The problem: Give the number of lines in these entries that contain the string "Started", with no further comment.

═════ Data for the task ═════

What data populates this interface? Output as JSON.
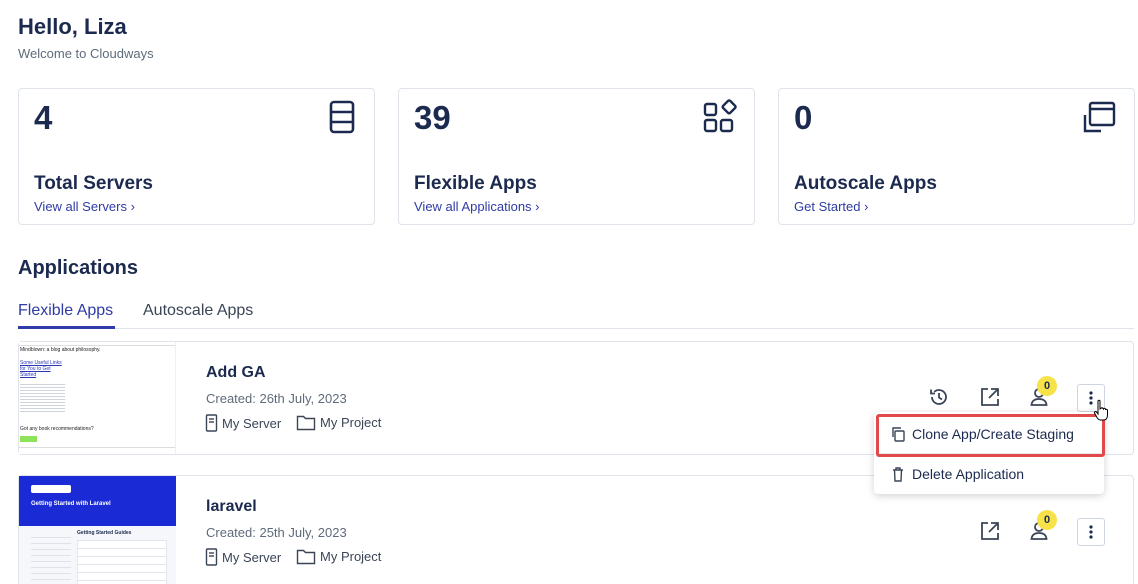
{
  "header": {
    "greeting": "Hello, Liza",
    "subtitle": "Welcome to Cloudways"
  },
  "stats": [
    {
      "value": "4",
      "title": "Total Servers",
      "link": "View all Servers ›",
      "icon": "server-stack-icon"
    },
    {
      "value": "39",
      "title": "Flexible Apps",
      "link": "View all Applications ›",
      "icon": "apps-grid-icon"
    },
    {
      "value": "0",
      "title": "Autoscale Apps",
      "link": "Get Started ›",
      "icon": "autoscale-window-icon"
    }
  ],
  "applications": {
    "title": "Applications",
    "tabs": [
      {
        "label": "Flexible Apps",
        "active": true
      },
      {
        "label": "Autoscale Apps",
        "active": false
      }
    ],
    "items": [
      {
        "name": "Add GA",
        "created": "Created: 26th July, 2023",
        "server": "My Server",
        "project": "My Project",
        "collaborators": "0",
        "thumb": {
          "heading": "Mindblown: a blog about philosophy.",
          "link_lines": [
            "Some Useful Links",
            "for You to Get",
            "Started"
          ],
          "question": "Got any book recommendations?"
        }
      },
      {
        "name": "laravel",
        "created": "Created: 25th July, 2023",
        "server": "My Server",
        "project": "My Project",
        "collaborators": "0",
        "thumb": {
          "heading": "Getting Started with Laravel",
          "guides": "Getting Started Guides"
        }
      }
    ]
  },
  "context_menu": {
    "items": [
      {
        "label": "Clone App/Create Staging",
        "icon": "copy-icon"
      },
      {
        "label": "Delete Application",
        "icon": "trash-icon"
      }
    ]
  },
  "colors": {
    "brand_blue": "#2f3ba6",
    "text_dark": "#1b2a4e",
    "badge_yellow": "#f7e24a",
    "highlight_red": "#e04a4a",
    "laravel_banner": "#1a2bd6"
  }
}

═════

Written solution: 4